The Thais that bind
The world has been captivated by the heroic rescue of the 11 members and coach of the boys’ soccer team trapped in a deep and winding cave in the mountains of Northern Thailand. The last of the 12 exited the mouth of cave about an hour ago. It is such wonderful news that I cannot think of writing about anything else.
We live in a world that seems full of chaos. The traditional alliances seem to be turning upside down. Even within our own country division seems to be the norm. You are far right or far left, with little room in between.
For the past 18 days, we have had a rare opportunity to see the world join together behind a common cause. 11 young boys and a 25-year-old coach have done what world leaders struggle to do with little success; they have united the world.
19 skilled divers from around the world gathered on the muddy roads leading up to the mouth of the cave, including five Thai Navy Seals. One of those seals lost his life in trying to set up the rescue of the team. Despite the overwhelming odds and the increasingly bad news, no one suggested the rescue be suspended.
We use the word “hero” rather loosely these days. There is no shortage of real heroes in this dramatic rescue. Divers spent days in cold, muddy water sliding through narrow passageways and climbing over boulders the size of a house. Just as time was running out and hopes were diminishing, the boys were discovered by two British divers.
The discovery of the boys only pointed out how difficult getting them out was going to be. Most could not swim. They were in declining health. They had spent nine days in the total darkness of a cave, a circumstance that can drive people mad.
Many thought the boys may have to remain in the cave for up to four months due to the monsoon season. It soon became apparent that it was now or never. The approaching torrential rains were going to cut off any hope of escape while at the same time cutting off what little oxygen was getting to the shelf where the boys were located.
Much will be written about the hundreds of people involved in the rescue. Up to 90 divers were involved in each of the rescues. The coordination of the professionals and the volunteers was extraordinary.
Which brings me to the remaining heroes, the boys themselves. Aged 11 to 16, they were scared, hungry and alone. It is hard to fathom the desperate situation these boys and their coach were in, yet they hung in there.
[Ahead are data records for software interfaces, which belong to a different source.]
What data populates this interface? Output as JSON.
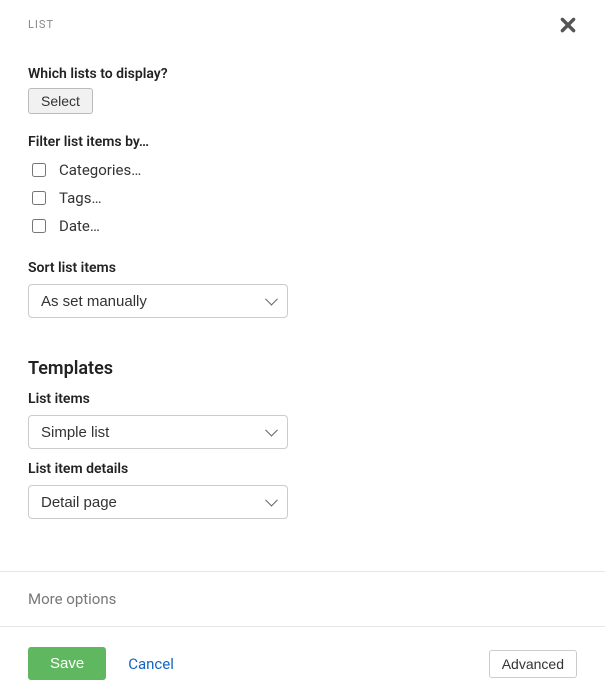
{
  "header": {
    "title": "LIST"
  },
  "sections": {
    "which_lists": {
      "label": "Which lists to display?",
      "select_button": "Select"
    },
    "filter": {
      "label": "Filter list items by…",
      "items": [
        {
          "label": "Categories…",
          "checked": false
        },
        {
          "label": "Tags…",
          "checked": false
        },
        {
          "label": "Date…",
          "checked": false
        }
      ]
    },
    "sort": {
      "label": "Sort list items",
      "value": "As set manually"
    },
    "templates": {
      "heading": "Templates",
      "list_items": {
        "label": "List items",
        "value": "Simple list"
      },
      "list_details": {
        "label": "List item details",
        "value": "Detail page"
      }
    }
  },
  "more_options": "More options",
  "footer": {
    "save": "Save",
    "cancel": "Cancel",
    "advanced": "Advanced"
  }
}
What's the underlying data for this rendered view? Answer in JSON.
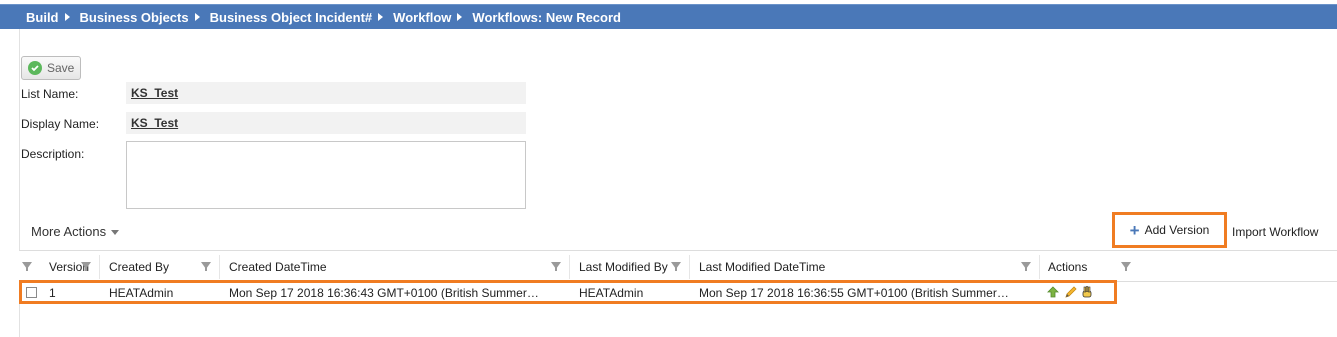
{
  "breadcrumb": [
    "Build",
    "Business Objects",
    "Business Object Incident#",
    "Workflow",
    "Workflows: New Record"
  ],
  "toolbar": {
    "save_label": "Save"
  },
  "form": {
    "list_name_label": "List Name:",
    "list_name_value": "KS_Test",
    "display_name_label": "Display Name:",
    "display_name_value": "KS_Test",
    "description_label": "Description:",
    "description_value": ""
  },
  "actions_bar": {
    "more_actions": "More Actions",
    "add_version": "Add Version",
    "import_workflow": "Import Workflow"
  },
  "grid": {
    "columns": [
      "Version",
      "Created By",
      "Created DateTime",
      "Last Modified By",
      "Last Modified DateTime",
      "Actions"
    ],
    "rows": [
      {
        "version": "1",
        "created_by": "HEATAdmin",
        "created_datetime": "Mon Sep 17 2018 16:36:43 GMT+0100 (British Summer…",
        "last_modified_by": "HEATAdmin",
        "last_modified_datetime": "Mon Sep 17 2018 16:36:55 GMT+0100 (British Summer…",
        "actions": [
          "publish-icon",
          "edit-pencil-icon",
          "hand-icon"
        ]
      }
    ]
  },
  "colors": {
    "header_bar": "#4a78b8",
    "highlight": "#f07c22",
    "accent": "#4a78b8"
  }
}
The coach asked for forgiveness from the parents, who replied that none was required. “Do not blame yourself” was their message back to the coach. In the meantime, the coach was the weakest of them all, due to giving most of his limited food supply to the boys.
An orphan himself, the coach spent ten years in the company of monks. The meditation techniques he learned as a boy allowed him to teach the team members meditation. This helped calm their fears and ease their hunger. The coach’s care for the boys in the worst of circumstances qualifies him as a true hero.
As is often the case when the odds seem insurmountable and hope is almost gone, people of all faiths around the world turn to God. Prayers were lifted in hundreds of languages with a united message; Dear Lord, please spare these boys.
The predicted rains never came. The boys made it out over a period of three days. Simply put, prayers were answered.
Perhaps there was another message that God sent to all of us. For a brief moment, the world had a common goal. We had a common prayer. In the end, we rejoiced as that common prayer was answered and the boys were all delivered safely from the depths of the cave.
To paraphrase the old hymn, it was the Thais that bound the world together and showed us what the world could and should be like. Praise be to God for those answered prayers.
Dan Ponder can be reached at email@example.com